Frustrated by their seeming lack of efficacy in creating a more moderate Egyptian constitution, Coptic Christians have threatened to walk out on a committee charged with creating the new document.
Thus far, Egypt's Al-Nour party, which has been given one seat on the 50-person constitutional panel, has lobbied for an article defining Shariah law.
Despite Al-Nour's minority voice and the fact that secularists and liberals make up much higher numbers than the radical group on the panel, Christians do not believe that any progress will be made if the party is present.
"There is pressure," Safwat el-Bayadi, one of the three Christian panelists told The Associated Press.
After President Mohammed Morsi was forced out of power this summer, the military suspended the constitution, which critics had slammed for codifying and solidifying Islamic law. The current panel is redrafting portions of the document which will then be given to voters to approve or reject.
While the majority of the constitution has already been rewritten, the panel has yet to nail down the specifics regarding Shariah law - an event likely to be contentious.
Christians, in particular, are looking for the document to prevent the spike in persecution that they have found themselves victim of since Morsi was removed. In August, Islamists burned or destroyed over 70 churches and religious institutions, killing four people. Last month, two gunmen opened fire at a Christian wedding and killed four people. Parts of southern Egypt in Minya province were completely ruled by Islamists before the government finally took back control two months later.

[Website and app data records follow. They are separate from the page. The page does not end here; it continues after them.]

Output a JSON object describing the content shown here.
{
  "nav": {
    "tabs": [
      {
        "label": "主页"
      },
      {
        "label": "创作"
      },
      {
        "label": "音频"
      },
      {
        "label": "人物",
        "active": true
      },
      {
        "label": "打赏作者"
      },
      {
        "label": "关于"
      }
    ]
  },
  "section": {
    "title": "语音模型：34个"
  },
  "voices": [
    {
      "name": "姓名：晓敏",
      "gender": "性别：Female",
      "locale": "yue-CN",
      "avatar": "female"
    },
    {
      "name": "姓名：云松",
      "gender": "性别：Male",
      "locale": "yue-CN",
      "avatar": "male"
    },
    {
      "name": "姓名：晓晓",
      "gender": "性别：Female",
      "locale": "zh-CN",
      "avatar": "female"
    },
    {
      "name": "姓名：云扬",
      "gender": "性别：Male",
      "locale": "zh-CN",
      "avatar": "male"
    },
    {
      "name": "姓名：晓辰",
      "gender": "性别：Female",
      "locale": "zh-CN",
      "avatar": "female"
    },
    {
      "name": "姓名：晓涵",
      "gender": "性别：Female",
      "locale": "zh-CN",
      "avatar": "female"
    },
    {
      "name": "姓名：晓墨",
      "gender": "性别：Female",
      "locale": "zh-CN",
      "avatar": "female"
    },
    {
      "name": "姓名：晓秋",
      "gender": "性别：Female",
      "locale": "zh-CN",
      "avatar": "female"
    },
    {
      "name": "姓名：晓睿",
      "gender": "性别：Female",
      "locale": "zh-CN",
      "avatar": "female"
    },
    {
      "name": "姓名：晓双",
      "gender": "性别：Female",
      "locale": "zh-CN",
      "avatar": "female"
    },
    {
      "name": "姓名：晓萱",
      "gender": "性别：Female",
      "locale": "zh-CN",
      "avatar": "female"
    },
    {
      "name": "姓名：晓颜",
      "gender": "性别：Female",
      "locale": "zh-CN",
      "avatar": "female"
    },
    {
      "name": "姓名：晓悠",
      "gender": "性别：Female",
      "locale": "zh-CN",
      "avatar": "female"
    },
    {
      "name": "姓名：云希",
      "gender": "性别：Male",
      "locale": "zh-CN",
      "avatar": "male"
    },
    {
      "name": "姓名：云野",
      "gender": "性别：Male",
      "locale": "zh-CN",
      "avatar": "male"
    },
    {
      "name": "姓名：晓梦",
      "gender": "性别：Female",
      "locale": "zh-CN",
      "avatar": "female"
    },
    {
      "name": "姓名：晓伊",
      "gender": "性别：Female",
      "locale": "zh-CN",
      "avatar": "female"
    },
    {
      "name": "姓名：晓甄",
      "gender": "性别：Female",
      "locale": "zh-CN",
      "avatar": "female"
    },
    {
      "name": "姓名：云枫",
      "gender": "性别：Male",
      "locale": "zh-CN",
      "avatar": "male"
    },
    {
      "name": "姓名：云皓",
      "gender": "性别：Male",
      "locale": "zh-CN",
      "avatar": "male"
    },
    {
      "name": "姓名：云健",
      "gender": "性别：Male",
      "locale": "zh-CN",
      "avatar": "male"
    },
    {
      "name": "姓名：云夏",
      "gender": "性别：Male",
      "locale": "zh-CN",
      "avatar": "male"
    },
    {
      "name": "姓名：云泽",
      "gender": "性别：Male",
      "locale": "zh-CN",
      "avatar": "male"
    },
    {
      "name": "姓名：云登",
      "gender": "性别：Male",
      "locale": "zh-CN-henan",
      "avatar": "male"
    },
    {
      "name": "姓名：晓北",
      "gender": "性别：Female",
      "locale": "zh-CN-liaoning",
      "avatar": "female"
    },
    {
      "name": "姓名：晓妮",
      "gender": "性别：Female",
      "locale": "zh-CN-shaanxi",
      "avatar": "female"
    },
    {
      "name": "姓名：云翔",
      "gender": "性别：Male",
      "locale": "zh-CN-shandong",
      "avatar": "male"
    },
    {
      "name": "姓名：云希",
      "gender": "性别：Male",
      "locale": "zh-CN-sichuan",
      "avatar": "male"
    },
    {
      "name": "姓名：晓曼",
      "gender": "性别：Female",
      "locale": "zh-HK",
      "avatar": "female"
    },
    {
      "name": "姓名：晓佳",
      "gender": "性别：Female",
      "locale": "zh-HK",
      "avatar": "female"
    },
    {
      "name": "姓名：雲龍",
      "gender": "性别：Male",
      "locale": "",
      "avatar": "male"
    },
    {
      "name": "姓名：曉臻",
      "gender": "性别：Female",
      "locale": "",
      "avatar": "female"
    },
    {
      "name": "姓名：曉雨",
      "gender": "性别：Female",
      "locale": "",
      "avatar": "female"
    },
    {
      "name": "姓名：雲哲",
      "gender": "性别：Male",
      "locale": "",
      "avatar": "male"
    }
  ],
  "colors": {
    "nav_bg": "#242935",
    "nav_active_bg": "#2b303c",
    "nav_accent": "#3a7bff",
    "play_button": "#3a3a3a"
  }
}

To what end, the committee is looking to include "amendments against discrimination, inciting hatred and forced displacement, as well as not allowing political parties to be banned on religious grounds."